“I found a similar level of creativity and control with architecture,” said the studio art major. “It’s a concept-to-form idea that I also see in animation. Maybe that will be a more feasible extension of the things I like to do.”
Penny Lane goes to Sundance
A new documentary film by art and art history professor Penny Lane premiered at the Sundance Film Festival in January. NUTS! tells the outlandish story of John Romulus Brinkley, who offered a cure for human male impotence in 1917.
The New York Times, citing the festival’s lineup guide, reported, “In keeping with a recent trend in documentary filmmaking, nontraditional, sometimes controversial storytelling techniques will be on full display [at Sundance]… . The director Penny Lane, for instance, uses animated re-enactments and ‘one seriously unreliable narrator’ to trace the ‘mostly true’ story of a man who found success selling a goat-testicle impotence cure.”

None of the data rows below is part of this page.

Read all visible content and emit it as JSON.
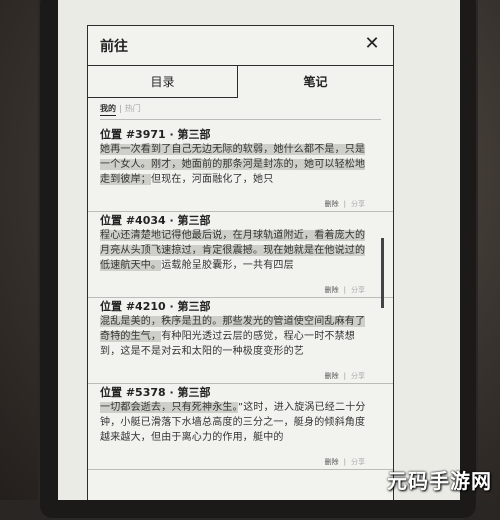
{
  "header": {
    "title": "前往",
    "close_symbol": "✕"
  },
  "tabs": [
    {
      "label": "目录",
      "active": false
    },
    {
      "label": "笔记",
      "active": true
    }
  ],
  "filter": {
    "mine": "我的",
    "separator": "|",
    "popular": "热门"
  },
  "notes": [
    {
      "location": "位置 #3971 · 第三部",
      "highlight": "她再一次看到了自己无边无际的软弱，她什么都不是，只是一个女人。刚才，她面前的那条河是封冻的，她可以轻松地走到彼岸；",
      "rest": "但现在，河面融化了，她只",
      "delete": "删除",
      "share": "分享"
    },
    {
      "location": "位置 #4034 · 第三部",
      "highlight": "程心还清楚地记得他最后说，在月球轨道附近，看着庞大的月亮从头顶飞速掠过，肯定很震撼。现在她就是在他说过的低速航天中。",
      "rest": "运载舱呈胶囊形，一共有四层",
      "delete": "删除",
      "share": "分享"
    },
    {
      "location": "位置 #4210 · 第三部",
      "highlight": "混乱是美的，秩序是丑的。那些发光的管道使空间乱麻有了奇特的生气，",
      "rest": "有种阳光透过云层的感觉，程心一时不禁想到，这是不是对云和太阳的一种极度变形的艺",
      "delete": "删除",
      "share": "分享"
    },
    {
      "location": "位置 #5378 · 第三部",
      "highlight": "一切都会逝去，只有死神永生。",
      "rest": "”这时，进入旋涡已经二十分钟，小艇已滑落下水墙总高度的三分之一，艇身的倾斜角度越来越大，但由于离心力的作用，艇中的",
      "delete": "删除",
      "share": "分享"
    }
  ],
  "watermark": "元码手游网"
}
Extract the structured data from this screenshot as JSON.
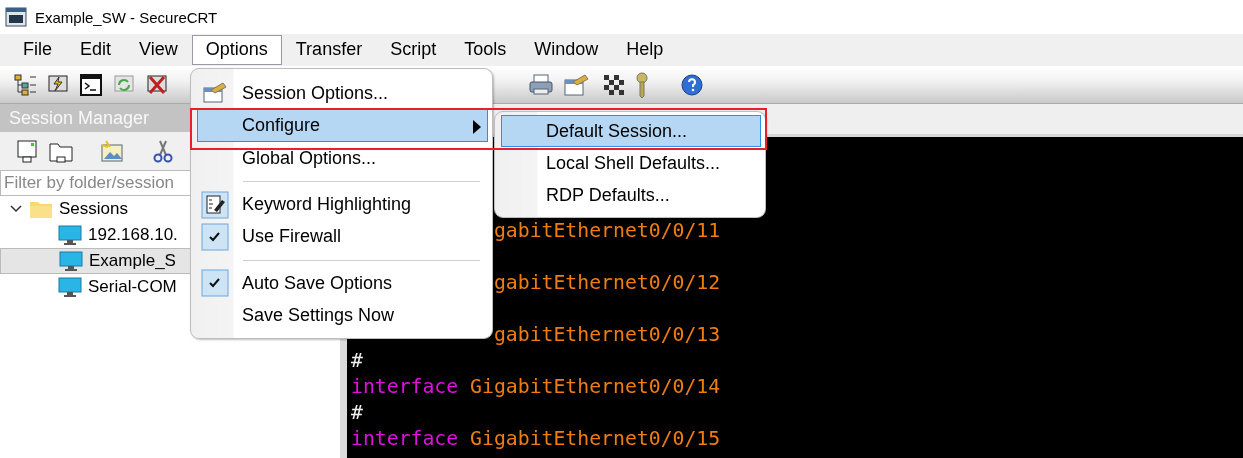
{
  "window": {
    "title": "Example_SW - SecureCRT"
  },
  "menu_bar": [
    {
      "label": "File",
      "selected": false
    },
    {
      "label": "Edit",
      "selected": false
    },
    {
      "label": "View",
      "selected": false
    },
    {
      "label": "Options",
      "selected": true
    },
    {
      "label": "Transfer",
      "selected": false
    },
    {
      "label": "Script",
      "selected": false
    },
    {
      "label": "Tools",
      "selected": false
    },
    {
      "label": "Window",
      "selected": false
    },
    {
      "label": "Help",
      "selected": false
    }
  ],
  "session_manager": {
    "title": "Session Manager",
    "filter": {
      "placeholder": "Filter by folder/session"
    },
    "tree": [
      {
        "label": "Sessions",
        "expanded": true,
        "children": [
          {
            "label": "192.168.10.",
            "selected": false
          },
          {
            "label": "Example_S",
            "selected": true
          },
          {
            "label": "Serial-COM",
            "selected": false
          }
        ]
      }
    ]
  },
  "terminal": {
    "lines": [
      {
        "kind": "covered"
      },
      {
        "kind": "covered"
      },
      {
        "kind": "covered"
      },
      {
        "kind": "partial",
        "name": "gabitEthernet0/0/11"
      },
      {
        "kind": "covered"
      },
      {
        "kind": "partial",
        "name": "gabitEthernet0/0/12"
      },
      {
        "kind": "covered"
      },
      {
        "kind": "partial",
        "name": "gabitEthernet0/0/13"
      },
      {
        "kind": "comment",
        "text": "#"
      },
      {
        "kind": "interface",
        "keyword": "interface",
        "name": "GigabitEthernet0/0/14"
      },
      {
        "kind": "comment",
        "text": "#"
      },
      {
        "kind": "interface",
        "keyword": "interface",
        "name": "GigabitEthernet0/0/15"
      }
    ]
  },
  "options_menu": {
    "items": [
      {
        "kind": "icon",
        "label": "Session Options...",
        "selected": false
      },
      {
        "kind": "submenu",
        "label": "Configure",
        "selected": true
      },
      {
        "kind": "plain",
        "label": "Global Options...",
        "selected": false
      },
      {
        "kind": "separator"
      },
      {
        "kind": "icon-toggle",
        "label": "Keyword Highlighting",
        "selected": false,
        "checked": true
      },
      {
        "kind": "toggle",
        "label": "Use Firewall",
        "selected": false,
        "checked": true
      },
      {
        "kind": "separator"
      },
      {
        "kind": "toggle",
        "label": "Auto Save Options",
        "selected": false,
        "checked": true
      },
      {
        "kind": "plain",
        "label": "Save Settings Now",
        "selected": false
      }
    ]
  },
  "configure_submenu": {
    "items": [
      {
        "label": "Default Session...",
        "selected": true
      },
      {
        "label": "Local Shell Defaults...",
        "selected": false
      },
      {
        "label": "RDP Defaults...",
        "selected": false
      }
    ]
  }
}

Lane traveled the hemisphere in search of background information for NUTS! Her expeditions — and the film itself — were funded by the New York State Council on the Arts, Creative Capital, the Tribeca Film Institute, the Colgate University Research Council, and a Kickstarter campaign that yielded $80,000.
Her previous credits include Our Nixon, a documentary featuring home movies shot by President Richard Nixon’s aides, and The Voyagers, a short film about “two small spacecraft, an epic journey, taking risks, and falling in love — also, Carl Sagan.”
Movie makers and shakers
Sit back, relax, and enjoy the show. With so many Colgate alumni in the film industry, there’s a chance that a Raider played a role in getting that film on the screen. We bring you three alumni in the film news this fall.
Adam Paul ’89 founded and directed the St. Lawrence International Film Festival, held in four cities from October 22 to 25. Spanning the U.S.-Canada border, it was the first festival to be truly international. Held in Canton and Potsdam in New York and Ottawa and Brockville in Ontario, the festival attracted approximately 1,000 people — no small feat for an inaugural year.
The opening gala included a 35th-anniversary screening of The Blues Brothers at the Canadian Museum of History, which included a special guest appearance by Dan Aykroyd, the film’s co-creator and one of its stars. The other events featured 25 films (most of which were premieres), seven panels, and eight special screenings.
“We presented a world-class event to a region that had never seen anything like it before. Now we’ve got to do it again!” said Paul, who has already begun planning next year’s events.
R. Stephen Suettinger ’96 is the director, co-writer, and producer of A Year and Change, an independent feature film by his production company, Pebble Hill Films. It was featured in several 2015 festivals including L.A.’s Dances with Films. Recently acquired by Vision Films, A Year and Change is now available on video-on-demand services such as Amazon and iTunes, as well as DVD.
“After nine years of working to get this story told, we’re elated that we finally have the opportunity to get A Year and Change in front of audiences,” Suettinger told IndieWire. The movie tells the story of a vending-machine proprietor who decides to change his life after he falls off a roof during a New Year’s Eve party.
Trey Nelson ’98 wrote and directed his first feature film: Lost in the Sun, an action and drama open-road adventure that stars Josh Duhamel. When a young boy’s mother dies, Duhamel’s character offers the boy a ride to his grandmother’s house. The two quickly bond, but the man is a petty crook who soon involves the boy in a string of crimes across the nation. Lost in the Sun was released in theaters and video on demand on November 6.
— Meredith Dowling ’17